A citizen selects an application (e.g. a web-based form) offered by a certified identity provider (IDP), and enters the data requested by the IDP to prove their identity.

The IDP completes a due diligence process on the data entered by the citizen, confirms the citizen’s legal identity and creates an account for the citizen based on the digital identity being used (e.g. their email address).

The IDP prompts the citizen to set up their credentials (e.g. such as a password, secret or key) to govern access to the account. The IDP uses its chosen Metadata Service Provider (MSP) to write to the Fact Table, ‘pointing’ to the digital identity so that its service is discoverable by other applications.

Step 2: Accessing a Public Service

The citizen starts an application offered by government e-services (e.g. to file tax, apply for a driving license, etc.). The government application relies on certified IDPs to authenticate users and identify citizens.

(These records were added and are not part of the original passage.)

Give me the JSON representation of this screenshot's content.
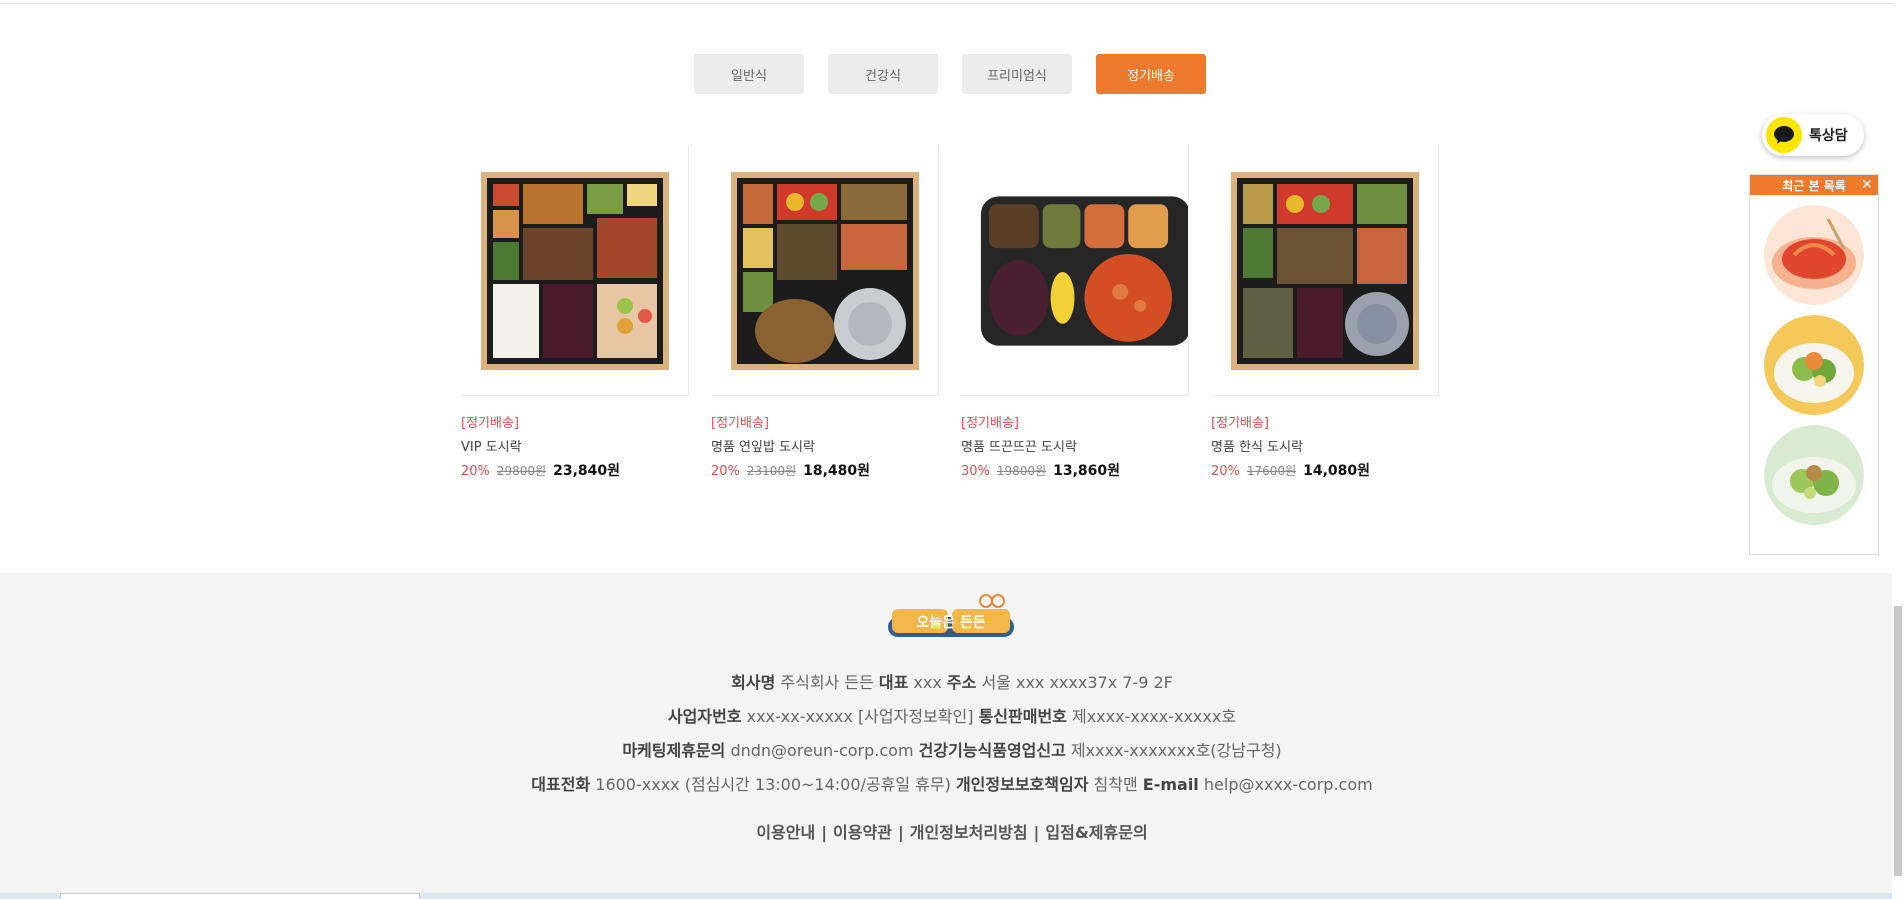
{
  "tabs": [
    {
      "label": "일반식"
    },
    {
      "label": "건강식"
    },
    {
      "label": "프리미엄식"
    },
    {
      "label": "정기배송"
    }
  ],
  "products": [
    {
      "tag": "[정기배송]",
      "name": "VIP 도시락",
      "rate": "20%",
      "orig": "29800원",
      "sale": "23,840원"
    },
    {
      "tag": "[정기배송]",
      "name": "명품 연잎밥 도시락",
      "rate": "20%",
      "orig": "23100원",
      "sale": "18,480원"
    },
    {
      "tag": "[정기배송]",
      "name": "명품 뜨끈뜨끈 도시락",
      "rate": "30%",
      "orig": "19800원",
      "sale": "13,860원"
    },
    {
      "tag": "[정기배송]",
      "name": "명품 한식 도시락",
      "rate": "20%",
      "orig": "17600원",
      "sale": "14,080원"
    }
  ],
  "footer": {
    "logo_text": "오늘은 든든",
    "line1": {
      "k1": "회사명",
      "v1": " 주식회사 든든 ",
      "k2": "대표",
      "v2": " xxx ",
      "k3": "주소",
      "v3": " 서울 xxx xxxx37x 7-9 2F"
    },
    "line2": {
      "k1": "사업자번호",
      "v1": " xxx-xx-xxxxx [사업자정보확인] ",
      "k2": "통신판매번호",
      "v2": " 제xxxx-xxxx-xxxxx호"
    },
    "line3": {
      "k1": "마케팅제휴문의",
      "v1": " dndn@oreun-corp.com ",
      "k2": "건강기능식품영업신고",
      "v2": " 제xxxx-xxxxxxx호(강남구청)"
    },
    "line4": {
      "k1": "대표전화",
      "v1": " 1600-xxxx (점심시간 13:00~14:00/공휴일 휴무) ",
      "k2": "개인정보보호책임자",
      "v2": " 침착맨 ",
      "k3": "E-mail",
      "v3": " help@xxxx-corp.com"
    },
    "links": [
      "이용안내",
      "이용약관",
      "개인정보처리방침",
      "입점&제휴문의"
    ],
    "sep": "|"
  },
  "kakao": {
    "label": "톡상담",
    "icon": "chat-bubble-icon"
  },
  "recent": {
    "title": "최근 본 목록",
    "close": "✕"
  },
  "colors": {
    "accent": "#ee7a2d",
    "sale_red": "#e05050",
    "kakao_yellow": "#fee500"
  }
}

The application uses its chosen MSP (which may be different to MSP used by the IDP) to read from the Fact Table that the digital identity being used by the citizen also has a proven legal identity, and therefore prompts the citizen to use the IDP service to authenticate themselves.

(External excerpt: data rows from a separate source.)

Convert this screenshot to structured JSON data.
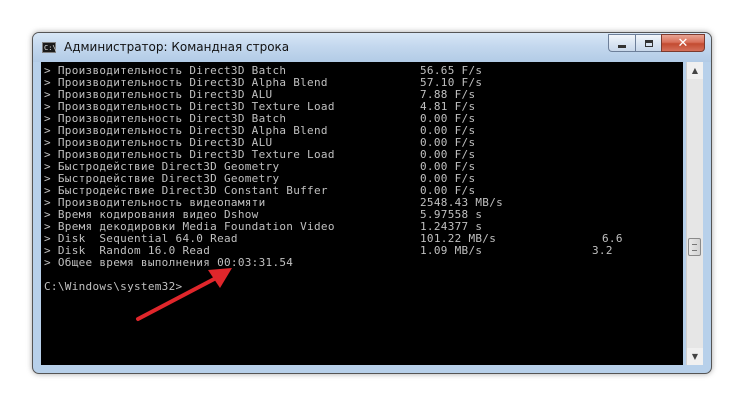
{
  "window": {
    "title": "Администратор: Командная строка",
    "icon_label": "C:\\"
  },
  "controls": {
    "minimize_icon": "minimize-icon",
    "maximize_icon": "maximize-icon",
    "close_icon": "close-icon",
    "close_glyph": "✕"
  },
  "console": {
    "text_color": "#c0c0c0",
    "background": "#000000",
    "lines": [
      {
        "label": "> Производительность Direct3D Batch",
        "value": "56.65 F/s",
        "score": ""
      },
      {
        "label": "> Производительность Direct3D Alpha Blend",
        "value": "57.10 F/s",
        "score": ""
      },
      {
        "label": "> Производительность Direct3D ALU",
        "value": "7.88 F/s",
        "score": ""
      },
      {
        "label": "> Производительность Direct3D Texture Load",
        "value": "4.81 F/s",
        "score": ""
      },
      {
        "label": "> Производительность Direct3D Batch",
        "value": "0.00 F/s",
        "score": ""
      },
      {
        "label": "> Производительность Direct3D Alpha Blend",
        "value": "0.00 F/s",
        "score": ""
      },
      {
        "label": "> Производительность Direct3D ALU",
        "value": "0.00 F/s",
        "score": ""
      },
      {
        "label": "> Производительность Direct3D Texture Load",
        "value": "0.00 F/s",
        "score": ""
      },
      {
        "label": "> Быстродействие Direct3D Geometry",
        "value": "0.00 F/s",
        "score": ""
      },
      {
        "label": "> Быстродействие Direct3D Geometry",
        "value": "0.00 F/s",
        "score": ""
      },
      {
        "label": "> Быстродействие Direct3D Constant Buffer",
        "value": "0.00 F/s",
        "score": ""
      },
      {
        "label": "> Производительность видеопамяти",
        "value": "2548.43 MB/s",
        "score": ""
      },
      {
        "label": "> Время кодирования видео Dshow",
        "value": "5.97558 s",
        "score": ""
      },
      {
        "label": "> Время декодировки Media Foundation Video",
        "value": "1.24377 s",
        "score": ""
      },
      {
        "label": "> Disk  Sequential 64.0 Read",
        "value": "101.22 MB/s",
        "score": "6.6"
      },
      {
        "label": "> Disk  Random 16.0 Read",
        "value": "1.09 MB/s",
        "score": "3.2"
      }
    ],
    "total_line": "> Общее время выполнения 00:03:31.54",
    "prompt": "C:\\Windows\\system32>"
  },
  "scrollbar": {
    "up_icon": "scroll-up-icon",
    "down_icon": "scroll-down-icon",
    "up_glyph": "▲",
    "down_glyph": "▼",
    "position": 0.55
  },
  "annotation": {
    "arrow_color": "#e0262b"
  }
}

The government e-service relies on the due diligence already undertaken by the IDP and opens an account for the citizen, calling its MSP to write to the Fact Table the availability of attributes (e.g. tax code, driver's license, etc.) which it has authored as a result.

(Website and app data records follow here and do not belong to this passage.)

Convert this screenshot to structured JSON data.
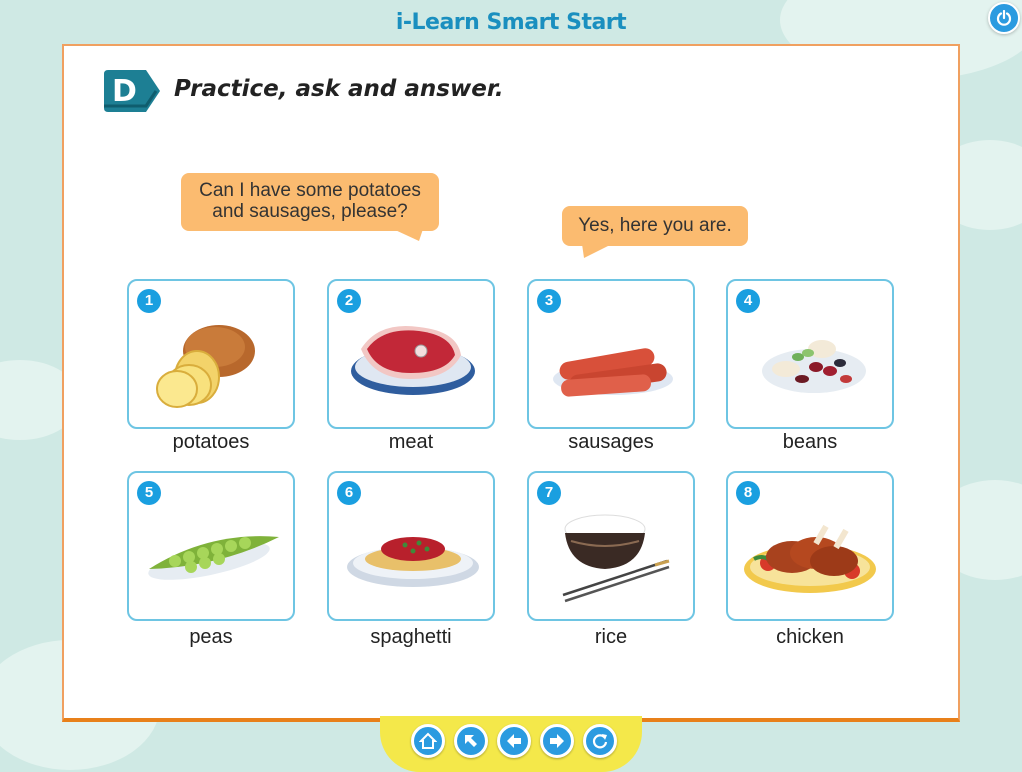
{
  "app": {
    "title": "i-Learn Smart Start"
  },
  "exercise": {
    "letter": "D",
    "instruction": "Practice, ask and answer."
  },
  "dialogue": {
    "question_line1": "Can I have some potatoes",
    "question_line2": "and sausages, please?",
    "answer": "Yes, here you are."
  },
  "foods": [
    {
      "number": "1",
      "label": "potatoes",
      "icon": "potatoes-icon"
    },
    {
      "number": "2",
      "label": "meat",
      "icon": "meat-icon"
    },
    {
      "number": "3",
      "label": "sausages",
      "icon": "sausages-icon"
    },
    {
      "number": "4",
      "label": "beans",
      "icon": "beans-icon"
    },
    {
      "number": "5",
      "label": "peas",
      "icon": "peas-icon"
    },
    {
      "number": "6",
      "label": "spaghetti",
      "icon": "spaghetti-icon"
    },
    {
      "number": "7",
      "label": "rice",
      "icon": "rice-icon"
    },
    {
      "number": "8",
      "label": "chicken",
      "icon": "chicken-icon"
    }
  ],
  "navigation": [
    {
      "icon": "home-icon"
    },
    {
      "icon": "arrow-up-left-icon"
    },
    {
      "icon": "arrow-left-icon"
    },
    {
      "icon": "arrow-right-icon"
    },
    {
      "icon": "refresh-icon"
    }
  ],
  "colors": {
    "accent": "#1a9fe0",
    "bubble": "#fbbb70",
    "page_border": "#f0a060",
    "badge": "#1d7f94"
  }
}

Step 3: Data Sharing Between Public Services

The citizen, having authenticated themselves using an IDP, is prompted by a second government e-service application to confirm information about themselves, required to determine if the citizen qualifies for a particular entitlement.

The information includes data or attributes that were authored by the first government e-service, so the second government application prompts the citizen to give consent for those attributes to be referenced, and uses its MSP to call for confirmation of them from the other government e-service providers.

An audit trail of the activity is recorded by the MSP on the Fact Table.

Step 4: Switching Bank Accounts

The same citizen begins the process to switch their primary bank account, and is asked to complete a lengthy account opening form by the website that she is using. Early in this process, the website requests her permission for the bank (which operates as its own MSP) to search the Fact Table for recent activity.

The citizen (now acting as a consumer of banking services) consents, and is presented with the option to use data already held by both the IDP and the two government applications to complete 75% of the form. Again, she gives her consent, checks the details are still correct and then quickly completes the remainder of the account opening form.

The bank opens a new bank account for the consumer, and also offers her a 'personal information management service' (PIMS) which acts as an agent by giving her control over her own data.

Step 5: Online Merchant

The consumer goes to an online retailer's website and selects some goods for purchase. The retailer uses a third party payment provider (TPP) to take payment. The TPP calls its chosen MSP to search the Fact Table to identify the consumer's primary bank, and prompts her to authenticate herself to the bank to confirm payment.

The bank retailer also requests access to 3 sets of information about the consumer: delivery details (such as address, options if out, etc.); account details (so that the retailer can register her as a customer) and marketing preferences (to allow the retailer to market to her).

The bank therefore prompts the consumer to use the PIMS application to give consent for the data to be accessed. The consumer gives her consent, and is able to complete her purchase quickly and easily.

Step 6: Change of Email Address

The consumer changes their primary email address, and notifies the bank using its PIMS application. The bank registers the change of email address. All the MSPs that are providing a 'watch' service notify their clients that there has been a change. Those clients (such as the online merchant) initiate their own workflow to confirm the change with the consumer.